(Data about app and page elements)
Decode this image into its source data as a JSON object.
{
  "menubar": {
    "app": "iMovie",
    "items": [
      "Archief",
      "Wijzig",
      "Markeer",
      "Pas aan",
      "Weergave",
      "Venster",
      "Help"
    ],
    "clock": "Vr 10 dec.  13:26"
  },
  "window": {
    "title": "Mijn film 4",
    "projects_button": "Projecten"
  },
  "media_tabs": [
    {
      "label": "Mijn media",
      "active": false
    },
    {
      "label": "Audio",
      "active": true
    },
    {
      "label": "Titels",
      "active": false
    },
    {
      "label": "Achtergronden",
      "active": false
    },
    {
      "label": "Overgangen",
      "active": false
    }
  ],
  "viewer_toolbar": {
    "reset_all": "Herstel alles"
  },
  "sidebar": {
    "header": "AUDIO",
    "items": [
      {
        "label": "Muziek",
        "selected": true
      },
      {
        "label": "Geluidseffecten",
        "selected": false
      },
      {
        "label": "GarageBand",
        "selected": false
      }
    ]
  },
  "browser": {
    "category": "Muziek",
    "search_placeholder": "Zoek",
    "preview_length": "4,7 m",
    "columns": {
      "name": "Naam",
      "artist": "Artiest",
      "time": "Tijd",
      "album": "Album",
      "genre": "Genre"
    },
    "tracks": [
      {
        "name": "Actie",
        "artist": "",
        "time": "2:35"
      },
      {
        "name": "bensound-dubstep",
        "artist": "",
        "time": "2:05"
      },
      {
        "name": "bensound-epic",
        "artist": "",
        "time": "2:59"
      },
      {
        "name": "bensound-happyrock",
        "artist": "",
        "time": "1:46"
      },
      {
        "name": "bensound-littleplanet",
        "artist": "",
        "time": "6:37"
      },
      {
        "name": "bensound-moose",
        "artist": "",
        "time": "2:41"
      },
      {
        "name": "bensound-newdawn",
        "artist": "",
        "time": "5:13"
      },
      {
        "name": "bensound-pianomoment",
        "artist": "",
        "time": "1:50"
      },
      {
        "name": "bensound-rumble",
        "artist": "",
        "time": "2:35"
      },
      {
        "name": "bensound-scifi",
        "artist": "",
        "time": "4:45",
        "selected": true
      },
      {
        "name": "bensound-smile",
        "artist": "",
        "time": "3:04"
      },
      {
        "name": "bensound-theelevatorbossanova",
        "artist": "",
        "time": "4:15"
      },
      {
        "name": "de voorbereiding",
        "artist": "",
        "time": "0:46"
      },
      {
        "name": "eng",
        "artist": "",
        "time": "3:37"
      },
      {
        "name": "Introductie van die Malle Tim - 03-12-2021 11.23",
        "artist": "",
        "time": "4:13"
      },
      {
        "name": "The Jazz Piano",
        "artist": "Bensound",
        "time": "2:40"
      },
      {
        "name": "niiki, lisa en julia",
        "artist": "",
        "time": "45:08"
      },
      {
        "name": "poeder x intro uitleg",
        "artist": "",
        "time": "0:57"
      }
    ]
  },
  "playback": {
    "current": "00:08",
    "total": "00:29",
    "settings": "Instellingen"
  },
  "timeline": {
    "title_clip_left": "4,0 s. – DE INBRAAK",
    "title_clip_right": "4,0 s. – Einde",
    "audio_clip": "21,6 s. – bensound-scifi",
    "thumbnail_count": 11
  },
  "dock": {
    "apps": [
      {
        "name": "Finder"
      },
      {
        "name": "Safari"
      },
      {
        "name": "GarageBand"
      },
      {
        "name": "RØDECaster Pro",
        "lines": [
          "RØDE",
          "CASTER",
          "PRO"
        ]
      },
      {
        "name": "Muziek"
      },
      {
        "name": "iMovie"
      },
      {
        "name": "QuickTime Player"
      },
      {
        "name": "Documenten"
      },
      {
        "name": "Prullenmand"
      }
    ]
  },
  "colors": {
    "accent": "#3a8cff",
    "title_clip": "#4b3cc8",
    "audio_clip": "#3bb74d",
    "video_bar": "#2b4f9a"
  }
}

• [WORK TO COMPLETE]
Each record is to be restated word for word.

• [SOLUTION]
Decode this image into its source data as a JSON object.
{
  "menubar": {
    "app": "iMovie",
    "items": [
      "Archief",
      "Wijzig",
      "Markeer",
      "Pas aan",
      "Weergave",
      "Venster",
      "Help"
    ],
    "clock": "Vr 10 dec.  13:26"
  },
  "window": {
    "title": "Mijn film 4",
    "projects_button": "Projecten"
  },
  "media_tabs": [
    {
      "label": "Mijn media",
      "active": false
    },
    {
      "label": "Audio",
      "active": true
    },
    {
      "label": "Titels",
      "active": false
    },
    {
      "label": "Achtergronden",
      "active": false
    },
    {
      "label": "Overgangen",
      "active": false
    }
  ],
  "viewer_toolbar": {
    "reset_all": "Herstel alles"
  },
  "sidebar": {
    "header": "AUDIO",
    "items": [
      {
        "label": "Muziek",
        "selected": true
      },
      {
        "label": "Geluidseffecten",
        "selected": false
      },
      {
        "label": "GarageBand",
        "selected": false
      }
    ]
  },
  "browser": {
    "category": "Muziek",
    "search_placeholder": "Zoek",
    "preview_length": "4,7 m",
    "columns": {
      "name": "Naam",
      "artist": "Artiest",
      "time": "Tijd",
      "album": "Album",
      "genre": "Genre"
    },
    "tracks": [
      {
        "name": "Actie",
        "artist": "",
        "time": "2:35"
      },
      {
        "name": "bensound-dubstep",
        "artist": "",
        "time": "2:05"
      },
      {
        "name": "bensound-epic",
        "artist": "",
        "time": "2:59"
      },
      {
        "name": "bensound-happyrock",
        "artist": "",
        "time": "1:46"
      },
      {
        "name": "bensound-littleplanet",
        "artist": "",
        "time": "6:37"
      },
      {
        "name": "bensound-moose",
        "artist": "",
        "time": "2:41"
      },
      {
        "name": "bensound-newdawn",
        "artist": "",
        "time": "5:13"
      },
      {
        "name": "bensound-pianomoment",
        "artist": "",
        "time": "1:50"
      },
      {
        "name": "bensound-rumble",
        "artist": "",
        "time": "2:35"
      },
      {
        "name": "bensound-scifi",
        "artist": "",
        "time": "4:45",
        "selected": true
      },
      {
        "name": "bensound-smile",
        "artist": "",
        "time": "3:04"
      },
      {
        "name": "bensound-theelevatorbossanova",
        "artist": "",
        "time": "4:15"
      },
      {
        "name": "de voorbereiding",
        "artist": "",
        "time": "0:46"
      },
      {
        "name": "eng",
        "artist": "",
        "time": "3:37"
      },
      {
        "name": "Introductie van die Malle Tim - 03-12-2021 11.23",
        "artist": "",
        "time": "4:13"
      },
      {
        "name": "The Jazz Piano",
        "artist": "Bensound",
        "time": "2:40"
      },
      {
        "name": "niiki, lisa en julia",
        "artist": "",
        "time": "45:08"
      },
      {
        "name": "poeder x intro uitleg",
        "artist": "",
        "time": "0:57"
      }
    ]
  },
  "playback": {
    "current": "00:08",
    "total": "00:29",
    "settings": "Instellingen"
  },
  "timeline": {
    "title_clip_left": "4,0 s. – DE INBRAAK",
    "title_clip_right": "4,0 s. – Einde",
    "audio_clip": "21,6 s. – bensound-scifi",
    "thumbnail_count": 11
  },
  "dock": {
    "apps": [
      {
        "name": "Finder"
      },
      {
        "name": "Safari"
      },
      {
        "name": "GarageBand"
      },
      {
        "name": "RØDECaster Pro",
        "lines": [
          "RØDE",
          "CASTER",
          "PRO"
        ]
      },
      {
        "name": "Muziek"
      },
      {
        "name": "iMovie"
      },
      {
        "name": "QuickTime Player"
      },
      {
        "name": "Documenten"
      },
      {
        "name": "Prullenmand"
      }
    ]
  },
  "colors": {
    "accent": "#3a8cff",
    "title_clip": "#4b3cc8",
    "audio_clip": "#3bb74d",
    "video_bar": "#2b4f9a"
  }
}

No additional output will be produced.